- _EXERCISE GOAL_:
Word for word, reproduce the records that follow.

- _TASK MATERIAL_:
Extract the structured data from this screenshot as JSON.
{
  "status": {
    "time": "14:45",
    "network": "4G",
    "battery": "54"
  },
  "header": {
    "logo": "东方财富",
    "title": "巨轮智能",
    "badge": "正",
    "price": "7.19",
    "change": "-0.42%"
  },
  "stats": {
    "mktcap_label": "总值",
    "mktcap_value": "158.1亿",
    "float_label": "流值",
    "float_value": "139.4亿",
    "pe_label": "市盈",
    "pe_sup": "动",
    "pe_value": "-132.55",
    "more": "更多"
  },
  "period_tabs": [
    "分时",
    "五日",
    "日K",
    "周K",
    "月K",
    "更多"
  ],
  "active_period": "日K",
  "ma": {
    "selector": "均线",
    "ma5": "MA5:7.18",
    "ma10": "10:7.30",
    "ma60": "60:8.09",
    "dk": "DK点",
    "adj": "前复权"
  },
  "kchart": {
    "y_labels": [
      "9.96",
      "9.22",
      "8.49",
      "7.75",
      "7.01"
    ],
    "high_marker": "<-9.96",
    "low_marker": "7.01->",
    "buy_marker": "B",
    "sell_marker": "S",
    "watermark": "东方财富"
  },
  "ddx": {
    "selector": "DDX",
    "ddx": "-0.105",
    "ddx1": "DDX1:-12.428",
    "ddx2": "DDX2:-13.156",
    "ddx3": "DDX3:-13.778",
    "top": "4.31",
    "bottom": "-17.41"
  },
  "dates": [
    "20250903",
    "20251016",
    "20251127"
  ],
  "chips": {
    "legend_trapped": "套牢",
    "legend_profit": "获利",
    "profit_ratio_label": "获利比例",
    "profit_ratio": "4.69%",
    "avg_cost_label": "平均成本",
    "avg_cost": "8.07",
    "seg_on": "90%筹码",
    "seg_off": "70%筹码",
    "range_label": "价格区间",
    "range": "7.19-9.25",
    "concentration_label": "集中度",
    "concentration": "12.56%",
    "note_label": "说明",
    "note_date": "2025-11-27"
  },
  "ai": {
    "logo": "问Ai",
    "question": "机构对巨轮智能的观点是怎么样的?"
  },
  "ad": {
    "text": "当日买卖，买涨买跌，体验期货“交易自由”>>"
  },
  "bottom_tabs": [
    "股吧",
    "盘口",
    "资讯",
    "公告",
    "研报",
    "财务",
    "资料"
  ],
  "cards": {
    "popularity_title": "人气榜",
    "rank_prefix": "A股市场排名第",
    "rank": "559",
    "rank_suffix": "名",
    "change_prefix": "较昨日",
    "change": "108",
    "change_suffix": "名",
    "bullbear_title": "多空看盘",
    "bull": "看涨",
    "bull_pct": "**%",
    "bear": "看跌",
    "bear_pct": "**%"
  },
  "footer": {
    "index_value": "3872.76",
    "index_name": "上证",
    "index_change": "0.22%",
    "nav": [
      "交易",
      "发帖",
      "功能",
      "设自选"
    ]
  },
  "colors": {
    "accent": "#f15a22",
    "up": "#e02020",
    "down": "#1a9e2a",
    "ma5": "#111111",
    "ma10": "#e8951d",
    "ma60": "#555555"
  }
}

- _RESPONSE TO THIS TASK_:
Extract the structured data from this screenshot as JSON.
{
  "status": {
    "time": "14:45",
    "network": "4G",
    "battery": "54"
  },
  "header": {
    "logo": "东方财富",
    "title": "巨轮智能",
    "badge": "正",
    "price": "7.19",
    "change": "-0.42%"
  },
  "stats": {
    "mktcap_label": "总值",
    "mktcap_value": "158.1亿",
    "float_label": "流值",
    "float_value": "139.4亿",
    "pe_label": "市盈",
    "pe_sup": "动",
    "pe_value": "-132.55",
    "more": "更多"
  },
  "period_tabs": [
    "分时",
    "五日",
    "日K",
    "周K",
    "月K",
    "更多"
  ],
  "active_period": "日K",
  "ma": {
    "selector": "均线",
    "ma5": "MA5:7.18",
    "ma10": "10:7.30",
    "ma60": "60:8.09",
    "dk": "DK点",
    "adj": "前复权"
  },
  "kchart": {
    "y_labels": [
      "9.96",
      "9.22",
      "8.49",
      "7.75",
      "7.01"
    ],
    "high_marker": "<-9.96",
    "low_marker": "7.01->",
    "buy_marker": "B",
    "sell_marker": "S",
    "watermark": "东方财富"
  },
  "ddx": {
    "selector": "DDX",
    "ddx": "-0.105",
    "ddx1": "DDX1:-12.428",
    "ddx2": "DDX2:-13.156",
    "ddx3": "DDX3:-13.778",
    "top": "4.31",
    "bottom": "-17.41"
  },
  "dates": [
    "20250903",
    "20251016",
    "20251127"
  ],
  "chips": {
    "legend_trapped": "套牢",
    "legend_profit": "获利",
    "profit_ratio_label": "获利比例",
    "profit_ratio": "4.69%",
    "avg_cost_label": "平均成本",
    "avg_cost": "8.07",
    "seg_on": "90%筹码",
    "seg_off": "70%筹码",
    "range_label": "价格区间",
    "range": "7.19-9.25",
    "concentration_label": "集中度",
    "concentration": "12.56%",
    "note_label": "说明",
    "note_date": "2025-11-27"
  },
  "ai": {
    "logo": "问Ai",
    "question": "机构对巨轮智能的观点是怎么样的?"
  },
  "ad": {
    "text": "当日买卖，买涨买跌，体验期货“交易自由”>>"
  },
  "bottom_tabs": [
    "股吧",
    "盘口",
    "资讯",
    "公告",
    "研报",
    "财务",
    "资料"
  ],
  "cards": {
    "popularity_title": "人气榜",
    "rank_prefix": "A股市场排名第",
    "rank": "559",
    "rank_suffix": "名",
    "change_prefix": "较昨日",
    "change": "108",
    "change_suffix": "名",
    "bullbear_title": "多空看盘",
    "bull": "看涨",
    "bull_pct": "**%",
    "bear": "看跌",
    "bear_pct": "**%"
  },
  "footer": {
    "index_value": "3872.76",
    "index_name": "上证",
    "index_change": "0.22%",
    "nav": [
      "交易",
      "发帖",
      "功能",
      "设自选"
    ]
  },
  "colors": {
    "accent": "#f15a22",
    "up": "#e02020",
    "down": "#1a9e2a",
    "ma5": "#111111",
    "ma10": "#e8951d",
    "ma60": "#555555"
  }
}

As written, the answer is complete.